Segment Start: WORKING DATA
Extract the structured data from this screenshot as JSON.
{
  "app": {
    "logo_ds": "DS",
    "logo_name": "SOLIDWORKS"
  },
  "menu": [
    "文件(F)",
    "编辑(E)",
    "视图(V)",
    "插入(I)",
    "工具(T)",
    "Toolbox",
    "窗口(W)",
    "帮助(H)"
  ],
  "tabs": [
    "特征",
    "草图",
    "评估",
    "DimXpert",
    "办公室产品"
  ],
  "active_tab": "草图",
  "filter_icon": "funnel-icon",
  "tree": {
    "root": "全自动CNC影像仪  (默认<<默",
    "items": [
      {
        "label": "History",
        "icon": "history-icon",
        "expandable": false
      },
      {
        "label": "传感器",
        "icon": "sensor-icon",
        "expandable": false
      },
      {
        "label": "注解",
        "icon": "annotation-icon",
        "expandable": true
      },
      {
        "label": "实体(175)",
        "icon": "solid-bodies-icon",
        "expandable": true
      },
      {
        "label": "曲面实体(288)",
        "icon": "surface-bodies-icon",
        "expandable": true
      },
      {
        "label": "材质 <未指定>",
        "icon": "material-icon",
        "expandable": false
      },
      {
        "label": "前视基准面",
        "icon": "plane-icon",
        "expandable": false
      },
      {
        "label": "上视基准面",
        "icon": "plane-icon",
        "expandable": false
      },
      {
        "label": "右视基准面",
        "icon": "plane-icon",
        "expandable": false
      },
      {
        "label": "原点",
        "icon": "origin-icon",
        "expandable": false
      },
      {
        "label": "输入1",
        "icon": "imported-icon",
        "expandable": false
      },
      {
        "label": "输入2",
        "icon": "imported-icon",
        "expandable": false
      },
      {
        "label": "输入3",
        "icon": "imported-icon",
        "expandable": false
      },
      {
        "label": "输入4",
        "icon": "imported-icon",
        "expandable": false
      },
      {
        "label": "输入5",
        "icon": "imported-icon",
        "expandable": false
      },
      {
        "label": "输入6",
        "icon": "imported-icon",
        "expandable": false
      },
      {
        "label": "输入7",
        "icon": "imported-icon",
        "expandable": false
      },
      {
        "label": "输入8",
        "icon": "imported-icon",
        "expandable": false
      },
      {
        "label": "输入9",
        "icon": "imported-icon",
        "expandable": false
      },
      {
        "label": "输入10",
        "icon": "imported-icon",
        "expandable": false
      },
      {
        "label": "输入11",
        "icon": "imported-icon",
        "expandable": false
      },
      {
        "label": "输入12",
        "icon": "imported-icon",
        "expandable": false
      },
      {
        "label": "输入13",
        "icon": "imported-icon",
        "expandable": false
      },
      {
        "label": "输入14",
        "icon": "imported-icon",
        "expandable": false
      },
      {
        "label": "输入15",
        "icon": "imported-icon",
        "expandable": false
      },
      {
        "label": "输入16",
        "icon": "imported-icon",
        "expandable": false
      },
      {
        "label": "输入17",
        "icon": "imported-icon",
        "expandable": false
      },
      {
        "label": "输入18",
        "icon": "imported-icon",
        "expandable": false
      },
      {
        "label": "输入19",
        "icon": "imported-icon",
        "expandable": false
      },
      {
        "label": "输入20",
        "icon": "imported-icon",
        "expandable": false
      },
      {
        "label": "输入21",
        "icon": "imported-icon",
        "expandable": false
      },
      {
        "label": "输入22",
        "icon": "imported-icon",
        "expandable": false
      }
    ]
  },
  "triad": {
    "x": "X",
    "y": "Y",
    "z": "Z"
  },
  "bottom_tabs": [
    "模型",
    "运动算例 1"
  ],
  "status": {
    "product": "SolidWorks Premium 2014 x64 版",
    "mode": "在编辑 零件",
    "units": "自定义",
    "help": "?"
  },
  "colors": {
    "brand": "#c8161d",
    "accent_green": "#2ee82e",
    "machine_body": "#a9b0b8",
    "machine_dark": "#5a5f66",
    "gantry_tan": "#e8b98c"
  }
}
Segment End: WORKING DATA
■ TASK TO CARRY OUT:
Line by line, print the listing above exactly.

■ PROBLEM SOLUTION:
Extract the structured data from this screenshot as JSON.
{
  "app": {
    "logo_ds": "DS",
    "logo_name": "SOLIDWORKS"
  },
  "menu": [
    "文件(F)",
    "编辑(E)",
    "视图(V)",
    "插入(I)",
    "工具(T)",
    "Toolbox",
    "窗口(W)",
    "帮助(H)"
  ],
  "tabs": [
    "特征",
    "草图",
    "评估",
    "DimXpert",
    "办公室产品"
  ],
  "active_tab": "草图",
  "filter_icon": "funnel-icon",
  "tree": {
    "root": "全自动CNC影像仪  (默认<<默",
    "items": [
      {
        "label": "History",
        "icon": "history-icon",
        "expandable": false
      },
      {
        "label": "传感器",
        "icon": "sensor-icon",
        "expandable": false
      },
      {
        "label": "注解",
        "icon": "annotation-icon",
        "expandable": true
      },
      {
        "label": "实体(175)",
        "icon": "solid-bodies-icon",
        "expandable": true
      },
      {
        "label": "曲面实体(288)",
        "icon": "surface-bodies-icon",
        "expandable": true
      },
      {
        "label": "材质 <未指定>",
        "icon": "material-icon",
        "expandable": false
      },
      {
        "label": "前视基准面",
        "icon": "plane-icon",
        "expandable": false
      },
      {
        "label": "上视基准面",
        "icon": "plane-icon",
        "expandable": false
      },
      {
        "label": "右视基准面",
        "icon": "plane-icon",
        "expandable": false
      },
      {
        "label": "原点",
        "icon": "origin-icon",
        "expandable": false
      },
      {
        "label": "输入1",
        "icon": "imported-icon",
        "expandable": false
      },
      {
        "label": "输入2",
        "icon": "imported-icon",
        "expandable": false
      },
      {
        "label": "输入3",
        "icon": "imported-icon",
        "expandable": false
      },
      {
        "label": "输入4",
        "icon": "imported-icon",
        "expandable": false
      },
      {
        "label": "输入5",
        "icon": "imported-icon",
        "expandable": false
      },
      {
        "label": "输入6",
        "icon": "imported-icon",
        "expandable": false
      },
      {
        "label": "输入7",
        "icon": "imported-icon",
        "expandable": false
      },
      {
        "label": "输入8",
        "icon": "imported-icon",
        "expandable": false
      },
      {
        "label": "输入9",
        "icon": "imported-icon",
        "expandable": false
      },
      {
        "label": "输入10",
        "icon": "imported-icon",
        "expandable": false
      },
      {
        "label": "输入11",
        "icon": "imported-icon",
        "expandable": false
      },
      {
        "label": "输入12",
        "icon": "imported-icon",
        "expandable": false
      },
      {
        "label": "输入13",
        "icon": "imported-icon",
        "expandable": false
      },
      {
        "label": "输入14",
        "icon": "imported-icon",
        "expandable": false
      },
      {
        "label": "输入15",
        "icon": "imported-icon",
        "expandable": false
      },
      {
        "label": "输入16",
        "icon": "imported-icon",
        "expandable": false
      },
      {
        "label": "输入17",
        "icon": "imported-icon",
        "expandable": false
      },
      {
        "label": "输入18",
        "icon": "imported-icon",
        "expandable": false
      },
      {
        "label": "输入19",
        "icon": "imported-icon",
        "expandable": false
      },
      {
        "label": "输入20",
        "icon": "imported-icon",
        "expandable": false
      },
      {
        "label": "输入21",
        "icon": "imported-icon",
        "expandable": false
      },
      {
        "label": "输入22",
        "icon": "imported-icon",
        "expandable": false
      }
    ]
  },
  "triad": {
    "x": "X",
    "y": "Y",
    "z": "Z"
  },
  "bottom_tabs": [
    "模型",
    "运动算例 1"
  ],
  "status": {
    "product": "SolidWorks Premium 2014 x64 版",
    "mode": "在编辑 零件",
    "units": "自定义",
    "help": "?"
  },
  "colors": {
    "brand": "#c8161d",
    "accent_green": "#2ee82e",
    "machine_body": "#a9b0b8",
    "machine_dark": "#5a5f66",
    "gantry_tan": "#e8b98c"
  }
}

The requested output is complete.